Last Sunday, Sen. Jon Kyl (R-AZ) caused quite a stir when he claimed that the government should “never” offset tax cuts, yet unemployment insurance extensions must be paid for. “You should never have to offset cost of a deliberate decision to reduce tax rates on Americans,” he said.
Today on C-Span, Sen. Tom Coburn (R-OK) circled the wagons around his Senate colleague. When host Greta Brawner asked Coburn about a Washington Post editorial mocking Kyl’s statement, Coburn conceded that tax cuts cost money, but he claimed that extending the Bush tax cuts won’t cost anything, because, according to Coburn’s logic, they’ve already been enacted at one point in the past:
COBURN: Continuing the [Bush] tax cuts isn’t a cost, if you added new taxes, new tax cuts, I would agree that’s a cost.
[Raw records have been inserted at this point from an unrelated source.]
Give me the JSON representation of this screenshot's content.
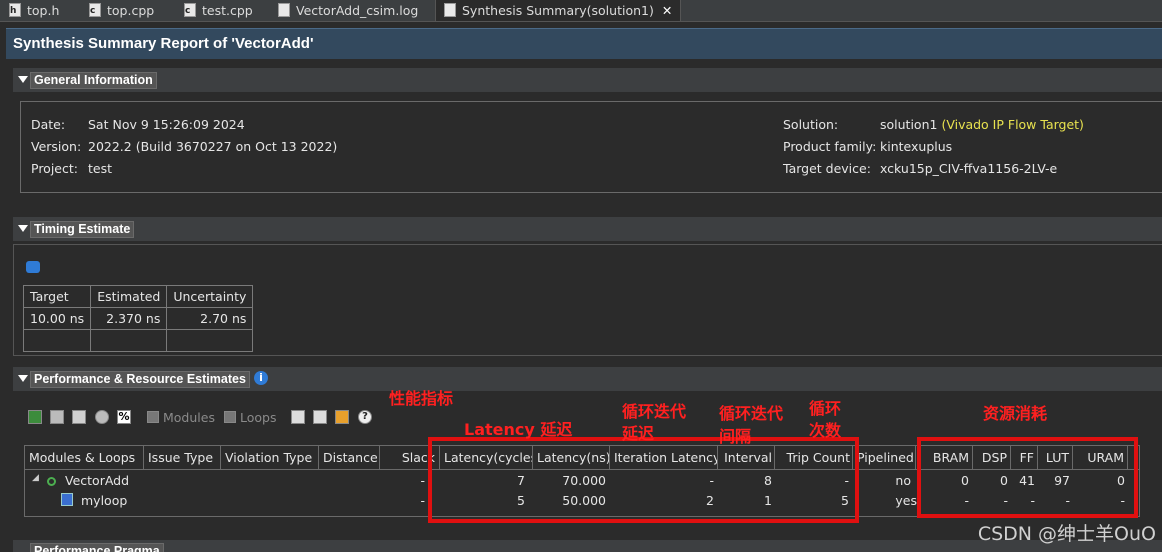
{
  "tabs": [
    {
      "label": "top.h",
      "glyph": "h"
    },
    {
      "label": "top.cpp",
      "glyph": "c"
    },
    {
      "label": "test.cpp",
      "glyph": "c"
    },
    {
      "label": "VectorAdd_csim.log",
      "glyph": ""
    },
    {
      "label": "Synthesis Summary(solution1)",
      "glyph": "",
      "close": "✕"
    }
  ],
  "report_title": "Synthesis Summary Report of 'VectorAdd'",
  "general": {
    "heading": "General Information",
    "date_label": "Date:",
    "date": "Sat Nov 9 15:26:09 2024",
    "version_label": "Version:",
    "version": "2022.2 (Build 3670227 on Oct 13 2022)",
    "project_label": "Project:",
    "project": "test",
    "solution_label": "Solution:",
    "solution": "solution1",
    "solution_target": "(Vivado IP Flow Target)",
    "family_label": "Product family:",
    "family": "kintexuplus",
    "device_label": "Target device:",
    "device": "xcku15p_CIV-ffva1156-2LV-e"
  },
  "timing": {
    "heading": "Timing Estimate",
    "headers": [
      "Target",
      "Estimated",
      "Uncertainty"
    ],
    "row": [
      "10.00 ns",
      "2.370 ns",
      "2.70 ns"
    ]
  },
  "perf": {
    "heading": "Performance & Resource Estimates",
    "toggle_modules": "Modules",
    "toggle_loops": "Loops",
    "headers": [
      "Modules & Loops",
      "Issue Type",
      "Violation Type",
      "Distance",
      "Slack",
      "Latency(cycles)",
      "Latency(ns)",
      "Iteration Latency",
      "Interval",
      "Trip Count",
      "Pipelined",
      "BRAM",
      "DSP",
      "FF",
      "LUT",
      "URAM"
    ],
    "rows": [
      {
        "name": "VectorAdd",
        "slack": "-",
        "lat_cycles": "7",
        "lat_ns": "70.000",
        "iter_lat": "-",
        "interval": "8",
        "trip": "-",
        "pipelined": "no",
        "bram": "0",
        "dsp": "0",
        "ff": "41",
        "lut": "97",
        "uram": "0"
      },
      {
        "name": "myloop",
        "slack": "-",
        "lat_cycles": "5",
        "lat_ns": "50.000",
        "iter_lat": "2",
        "interval": "1",
        "trip": "5",
        "pipelined": "yes",
        "bram": "-",
        "dsp": "-",
        "ff": "-",
        "lut": "-",
        "uram": "-"
      }
    ]
  },
  "next_section_partial": "Performance Pragma",
  "annotations": {
    "perf_metric": "性能指标",
    "latency": "Latency 延迟",
    "iter_latency_1": "循环迭代",
    "iter_latency_2": "延迟",
    "interval_1": "循环迭代",
    "interval_2": "间隔",
    "trip_1": "循环",
    "trip_2": "次数",
    "resource": "资源消耗"
  },
  "watermark": "CSDN @绅士羊OuO",
  "colors": {
    "annotation": "#e01010",
    "title_bar": "#33495e",
    "background": "#2b2b2b",
    "highlight": "#e8e24f"
  }
}
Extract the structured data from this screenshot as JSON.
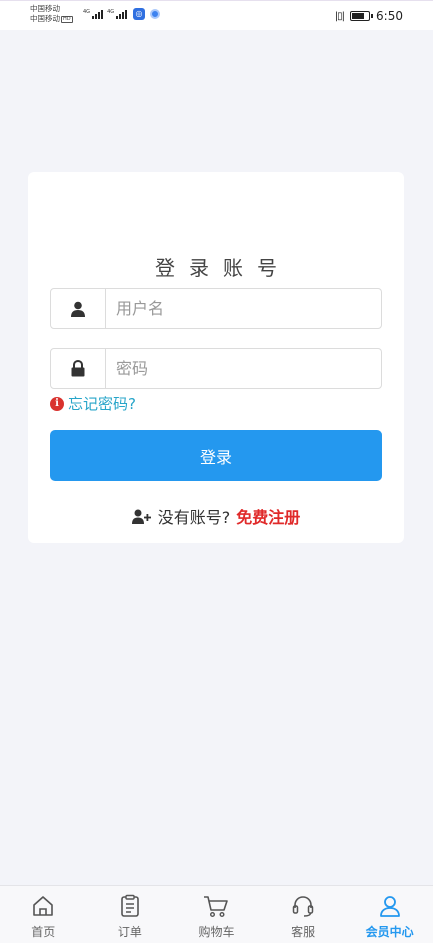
{
  "status_bar": {
    "carrier_line1": "中国移动",
    "carrier_line2": "中国移动",
    "hd_badge": "HD",
    "signal_tag": "4G",
    "vibrate_icon": "vibrate-icon",
    "battery_icon": "battery-icon",
    "time": "6:50"
  },
  "login": {
    "title": "登录账号",
    "username_placeholder": "用户名",
    "password_placeholder": "密码",
    "username_icon": "user-icon",
    "password_icon": "lock-icon",
    "forgot_password": "忘记密码?",
    "forgot_icon": "info-icon",
    "login_button": "登录",
    "no_account_text": "没有账号?",
    "no_account_icon": "user-plus-icon",
    "register_link": "免费注册"
  },
  "bottom_nav": {
    "items": [
      {
        "label": "首页",
        "icon": "home-icon",
        "active": false
      },
      {
        "label": "订单",
        "icon": "order-icon",
        "active": false
      },
      {
        "label": "购物车",
        "icon": "cart-icon",
        "active": false
      },
      {
        "label": "客服",
        "icon": "headset-icon",
        "active": false
      },
      {
        "label": "会员中心",
        "icon": "member-icon",
        "active": true
      }
    ]
  },
  "colors": {
    "primary": "#2498ef",
    "register_link": "#e02a2a",
    "forgot_link": "#27a5c9",
    "background": "#f3f4f9"
  }
}
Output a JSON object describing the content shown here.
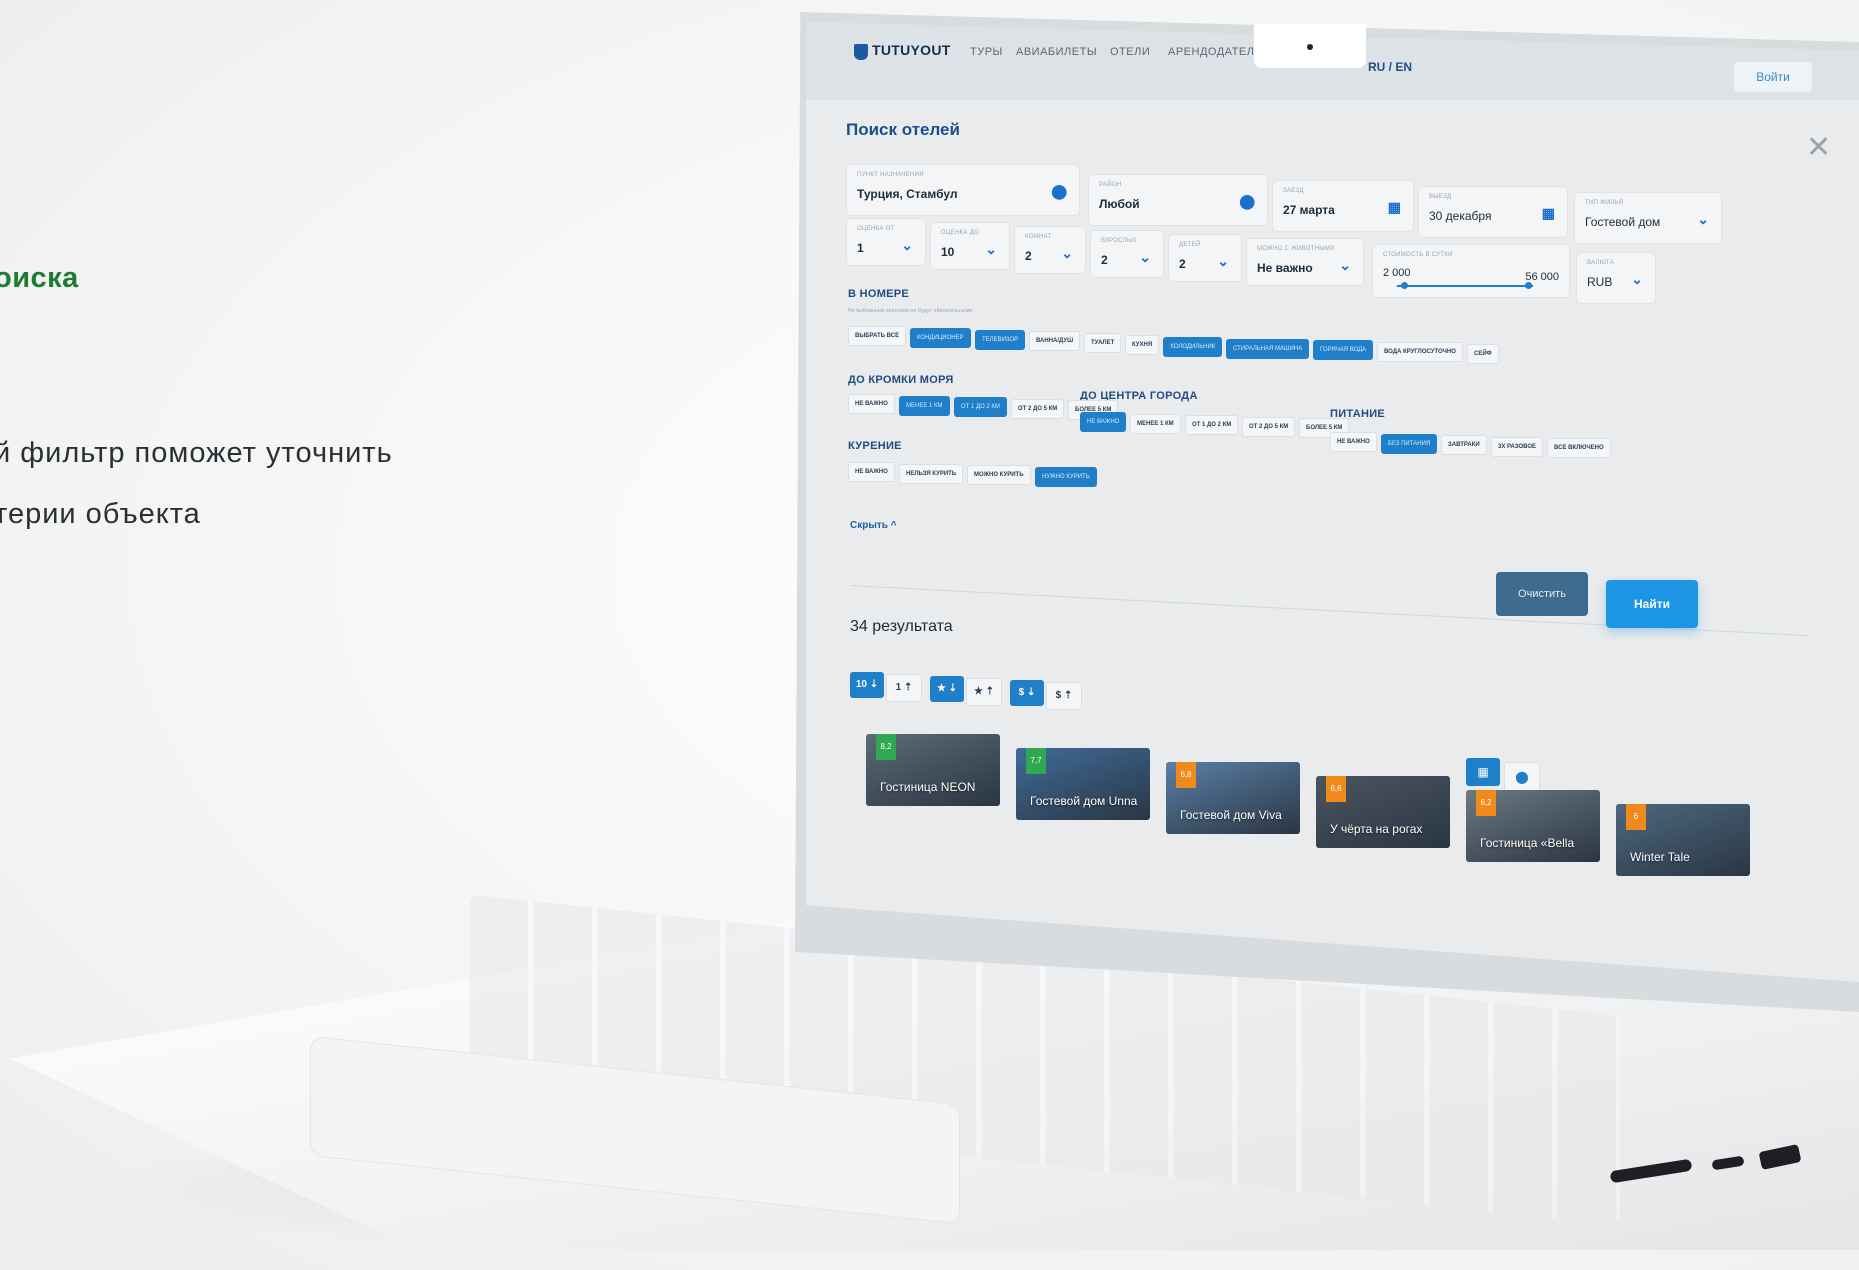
{
  "caption": {
    "title": "оиска",
    "line1": "й фильтр поможет уточнить",
    "line2": "терии объекта"
  },
  "header": {
    "logo": "TUTUYOUT",
    "nav": [
      "ТУРЫ",
      "АВИАБИЛЕТЫ",
      "ОТЕЛИ",
      "АРЕНДОДАТЕЛЯ"
    ],
    "lang": "RU / EN",
    "login": "Войти"
  },
  "search": {
    "title": "Поиск отелей",
    "close_icon": "close-icon",
    "destination": {
      "label": "Пункт назначения",
      "value": "Турция, Стамбул",
      "icon": "map-pin-icon"
    },
    "district": {
      "label": "Район",
      "value": "Любой",
      "icon": "map-pin-icon"
    },
    "checkin": {
      "label": "Заезд",
      "value": "27 марта",
      "icon": "calendar-icon"
    },
    "checkout": {
      "label": "Выезд",
      "value": "30 декабря",
      "icon": "calendar-icon"
    },
    "housing": {
      "label": "Тип жилья",
      "value": "Гостевой дом"
    },
    "rating_from": {
      "label": "Оценка от",
      "value": "1"
    },
    "rating_to": {
      "label": "Оценка до",
      "value": "10"
    },
    "rooms": {
      "label": "Комнат",
      "value": "2"
    },
    "adults": {
      "label": "Взрослых",
      "value": "2"
    },
    "children": {
      "label": "Детей",
      "value": "2"
    },
    "pets": {
      "label": "Можно с животными",
      "value": "Не важно"
    },
    "price": {
      "label": "Стоимость в сутки",
      "min": "2 000",
      "max": "56 000",
      "min_fraction": 0.05,
      "max_fraction": 0.96
    },
    "currency": {
      "label": "Валюта",
      "value": "RUB"
    }
  },
  "filters": {
    "in_room": {
      "title": "В НОМЕРЕ",
      "note": "Не выбранные критерии не будут обязательными",
      "chips": [
        {
          "label": "ВЫБРАТЬ ВСЕ",
          "on": false
        },
        {
          "label": "КОНДИЦИОНЕР",
          "on": true
        },
        {
          "label": "ТЕЛЕВИЗОР",
          "on": true
        },
        {
          "label": "ВАННА/ДУШ",
          "on": false
        },
        {
          "label": "ТУАЛЕТ",
          "on": false
        },
        {
          "label": "КУХНЯ",
          "on": false
        },
        {
          "label": "ХОЛОДИЛЬНИК",
          "on": true
        },
        {
          "label": "СТИРАЛЬНАЯ МАШИНА",
          "on": true
        },
        {
          "label": "ГОРЯЧАЯ ВОДА",
          "on": true
        },
        {
          "label": "ВОДА КРУГЛОСУТОЧНО",
          "on": false
        },
        {
          "label": "СЕЙФ",
          "on": false
        }
      ]
    },
    "sea": {
      "title": "ДО КРОМКИ МОРЯ",
      "chips": [
        {
          "label": "НЕ ВАЖНО",
          "on": false
        },
        {
          "label": "МЕНЕЕ 1 КМ",
          "on": true
        },
        {
          "label": "ОТ 1 ДО 2 КМ",
          "on": true
        },
        {
          "label": "ОТ 2 ДО 5 КМ",
          "on": false
        },
        {
          "label": "БОЛЕЕ 5 КМ",
          "on": false
        }
      ]
    },
    "center": {
      "title": "ДО ЦЕНТРА ГОРОДА",
      "chips": [
        {
          "label": "НЕ ВАЖНО",
          "on": true
        },
        {
          "label": "МЕНЕЕ 1 КМ",
          "on": false
        },
        {
          "label": "ОТ 1 ДО 2 КМ",
          "on": false
        },
        {
          "label": "ОТ 2 ДО 5 КМ",
          "on": false
        },
        {
          "label": "БОЛЕЕ 5 КМ",
          "on": false
        }
      ]
    },
    "food": {
      "title": "ПИТАНИЕ",
      "chips": [
        {
          "label": "НЕ ВАЖНО",
          "on": false
        },
        {
          "label": "БЕЗ ПИТАНИЯ",
          "on": true
        },
        {
          "label": "ЗАВТРАКИ",
          "on": false
        },
        {
          "label": "3Х РАЗОВОЕ",
          "on": false
        },
        {
          "label": "ВСЕ ВКЛЮЧЕНО",
          "on": false
        }
      ]
    },
    "smoking": {
      "title": "КУРЕНИЕ",
      "chips": [
        {
          "label": "НЕ ВАЖНО",
          "on": false
        },
        {
          "label": "НЕЛЬЗЯ КУРИТЬ",
          "on": false
        },
        {
          "label": "МОЖНО КУРИТЬ",
          "on": false
        },
        {
          "label": "НУЖНО КУРИТЬ",
          "on": true
        }
      ]
    },
    "hide_label": "Скрыть ^"
  },
  "actions": {
    "clear": "Очистить",
    "find": "Найти"
  },
  "results": {
    "count_label": "34 результата",
    "sort_buttons": [
      {
        "label": "10 ⇣",
        "on": true
      },
      {
        "label": "1 ⇡",
        "on": false
      },
      {
        "label": "★ ⇣",
        "on": true
      },
      {
        "label": "★ ⇡",
        "on": false
      },
      {
        "label": "$ ⇣",
        "on": true
      },
      {
        "label": "$ ⇡",
        "on": false
      }
    ],
    "view_icons": [
      "grid-icon",
      "map-pin-icon"
    ],
    "cards": [
      {
        "name": "Гостиница NEON",
        "score": "8,2",
        "score_color": "#2fa84f"
      },
      {
        "name": "Гостевой дом Unna",
        "score": "7,7",
        "score_color": "#2fa84f"
      },
      {
        "name": "Гостевой дом Viva",
        "score": "6,8",
        "score_color": "#f08a1c"
      },
      {
        "name": "У чёрта на рогах",
        "score": "6,6",
        "score_color": "#f08a1c"
      },
      {
        "name": "Гостиница «Bella",
        "score": "6,2",
        "score_color": "#f08a1c"
      },
      {
        "name": "Winter Tale",
        "score": "6",
        "score_color": "#f08a1c"
      }
    ]
  },
  "colors": {
    "accent": "#1f7fc9",
    "brand_green": "#1f7a33"
  }
}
It’s not a cost. That’s where we are today. That’s the baseline. It doesn’t score anything to continue them. It costs money if we increase, which I would be willing to do. I think we ought to cut corporate taxes.
Other Republicans such as California Senate candidate Carlie Fiorina have jumped on the “tax cuts don’t cost anything” bandwagon. Even Senate Minority Leader Mitch McConnell (R-KY) came to Kyl’s defense yesterday, laughably arguing that there is “no evidence whatsoever that the Bush tax cuts actually diminished revenue.” “They increased revenue because of the vibrancy of these tax cuts in the economy,” he said. Except, there is evidence that tax cuts diminish revenue, as the Washington Post’s Ezra Klein noted:
[H]ow about the Congressional Budget Office’s estimations? “The new CBO data show that changes in law enacted since January 2001 increased the deficit by $539 billion in 2005. In the absence of such legislation, the nation would have a surplus this year. Tax cuts account for almost half — 48 percent — of this $539 billion in increased costs.” How about the Committee for a Responsible Federal Budget? Their budget calculator shows that the tax cuts will cost $3.28 trillion between 2011 and 2018.
Indeed, various independent analyses have found that extending the Bush tax cuts would cost the federal government anywhere between $678 billion and $3 trillion over the next ten years. And the simple fact is tax cuts don’t “increase revenue” as McConnell claimed, even many of the Minority Leader’s conservative colleagues agree — such as former Treasury Secretary Henry Paulson, economist Douglas Holtz-Eakin, and Bush Council on Economic Advisers chairs Edward Lazear and Greg Mankiw. Tax cuts only “partially offset the losses in revenues,” Fed chairman Ben Bernanke has said.